Instagram has in less than 8 years become the most widely used and popular image based social media platform in the world. Largely known for its ‘selfies’, bloggers and ‘insta-famous’ brand ‘influencers’, it is also being used by artists, curators and arts organisations (including galleries, museums and biennales) and audiences around the world to an ever-greater degree. The tech giant is being employed extensively to help launch biennales, keeping them relevant, and in the process changing the way arts audiences engage with art works and behave at art events.
We thought we would scour (publically available) images using the #biennale on Instagram and found that more than 378,000 posts had been captioned with this hashtag. In the following pages we have selected the typical and not so typical forms of ‘interaction’ from publically available posts, free of copyright (we hope).
Since its launch in 2010, Instagram, with its hyper-engaged audience and image focussed screen layout, has become a social media staple across the art world.
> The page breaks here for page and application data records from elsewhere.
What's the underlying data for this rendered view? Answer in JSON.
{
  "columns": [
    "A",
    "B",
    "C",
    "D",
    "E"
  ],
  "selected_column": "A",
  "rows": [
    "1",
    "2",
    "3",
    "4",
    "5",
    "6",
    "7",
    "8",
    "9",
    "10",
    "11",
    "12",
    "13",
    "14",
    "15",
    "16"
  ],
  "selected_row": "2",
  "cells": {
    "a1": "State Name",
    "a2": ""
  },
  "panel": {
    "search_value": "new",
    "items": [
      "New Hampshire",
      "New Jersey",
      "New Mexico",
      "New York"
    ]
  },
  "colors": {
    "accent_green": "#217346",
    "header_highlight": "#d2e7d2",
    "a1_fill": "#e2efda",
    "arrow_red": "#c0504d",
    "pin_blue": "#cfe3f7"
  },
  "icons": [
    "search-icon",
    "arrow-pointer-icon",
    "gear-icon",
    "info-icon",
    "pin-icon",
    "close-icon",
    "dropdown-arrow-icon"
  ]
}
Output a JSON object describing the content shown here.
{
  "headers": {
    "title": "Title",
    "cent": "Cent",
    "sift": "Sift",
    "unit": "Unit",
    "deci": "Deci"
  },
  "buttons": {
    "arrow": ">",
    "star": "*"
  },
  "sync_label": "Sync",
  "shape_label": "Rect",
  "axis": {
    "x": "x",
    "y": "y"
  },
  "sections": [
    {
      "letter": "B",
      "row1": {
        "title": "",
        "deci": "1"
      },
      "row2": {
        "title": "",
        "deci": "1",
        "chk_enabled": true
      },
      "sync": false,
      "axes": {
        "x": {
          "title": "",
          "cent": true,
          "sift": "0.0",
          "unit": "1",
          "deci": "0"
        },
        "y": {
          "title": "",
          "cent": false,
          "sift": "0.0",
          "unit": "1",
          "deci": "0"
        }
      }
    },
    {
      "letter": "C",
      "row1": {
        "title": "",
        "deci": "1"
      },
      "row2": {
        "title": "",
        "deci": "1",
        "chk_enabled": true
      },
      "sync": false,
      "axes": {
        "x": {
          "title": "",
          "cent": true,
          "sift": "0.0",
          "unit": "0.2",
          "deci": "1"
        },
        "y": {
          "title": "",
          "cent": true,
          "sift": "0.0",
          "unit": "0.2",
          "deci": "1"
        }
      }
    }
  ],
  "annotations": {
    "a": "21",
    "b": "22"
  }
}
For biennales the site offers another platform: archiving their work online, engaging & interacting and marketing themselves to the world. Many biennales, both in the Global South and developed West, are using ‘Insta’ to their benefit and in a lot of cases Instagram has become essential to their marketing and communication efforts. In turn, audiences (and art world professionals) are very diligently and routinely checking their Insta in an increasingly addictive manner, hoping to be ‘part of the conversation’ lest the dreaded ‘FOMO’ rears its depressing heads in our digital lives.
Biennale Instagram accounts are replete with ‘progress’ and ‘making of’ shots and offer abbreviated descriptions of the stages of evolution in a given biennale cycle. In turn many artists are aware of this and are ensuring to upload personal shots on their accounts, tagging their hosts and collaborators, creating excitement and anticipation along the way. Audiences gratefully respond to this ‘up close and personal’ relationship with artists and curators and a host of other actors and agents that make up such large-scale art events.
With this profound and sudden change in how audiences are connecting with biennales, some theorists are concerned about art works and art events losing their integrity and mystique. Whichever side of the debate you fall on, one thing is for certain: traditional ideas about how audiences and arts organisations interact and communicate have changed forever. The art world is moving towards unfamiliar territory, and with the rapid evolution of yet to be launched new technologies, only time will tell what the future holds for biennales and their audiences.
We certainly don’t think that Instagram is the future of the art world, but it is a decisive step in a new direction, how these technologies develop is in the hands of you the users, so over to you. Enjoy! #biennalemirror #biennaleinstagram #instabiennale #instafomo #instanow
Shwetal A. Patel is a founding team member of Kochi-Muziris Biennale (India) and PhD scholar at the Winchester School of Art, University of Southampton.